Studies have been conducted to refine US Environmental Protection Agency, ASTM International, and Environment Canada standard methods for conducting 42-d reproduction tests with Hyalella azteca in water or in sediment. Modifications to the H. azteca method include better-defined ionic composition requirements for exposure water (i.e., >15 mg/L of chloride and >0.02 mg/L of bromide) and improved survival, growth, and reproduction with alternate diets provided as increased rations over time in water-only or whole-sediment toxicity tests. A total of 24 laboratories volunteered to participate in the present interlaboratory study evaluating the performance of H. azteca in 42-d studies in control sand or control sediment using the refined methods. Improved growth and reproduction of H. azteca was observed with 2 alternate diets of 1) ramped diatoms (Thalassiosira weissflogii) + ramped Tetramin or 2) yeast–cerophyll–trout chow (YCT) + ramped Tetramin, especially when compared with results from the traditional diet of 1.8 mg YCT/d. Laboratories were able to meet proposed test acceptability criteria and in most cases had lower variation in growth or reproduction compared with previous interlaboratory studies using the traditional YCT diet. Laboratory success in conducting 42-d H. azteca exposures benefited from adherence to several key requirements of the detailed testing, culturing, and handling methods. Results from the present interlaboratory study are being used to help revise standard methods for conducting 10-d to 42-d water or sediment toxicity exposures with H. azteca.
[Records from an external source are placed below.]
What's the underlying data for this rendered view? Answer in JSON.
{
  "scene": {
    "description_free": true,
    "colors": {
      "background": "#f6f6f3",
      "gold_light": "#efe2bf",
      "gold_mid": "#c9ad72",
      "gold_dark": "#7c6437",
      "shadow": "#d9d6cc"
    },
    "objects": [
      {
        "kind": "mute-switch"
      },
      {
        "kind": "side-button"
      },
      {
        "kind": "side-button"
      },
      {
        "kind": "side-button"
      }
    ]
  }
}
Additional publication details

Publication type Article
Publication Subtype Journal Article
Title Using an interlaboratory study to revise methods for conducting 10-d to 42-d water or sediment toxicity tests with Hyalella azteca
Series title Environmental Toxicology and Chemistry
DOI 10.1002/etc.3417
Volume 35
Issue 10
Year Published 2016
Language English
Publisher SETAC Press
Contributing office(s) Columbia Environmental Research Center, Contaminant Biology Program
Description 9 p.
First page 2439
Last page 2447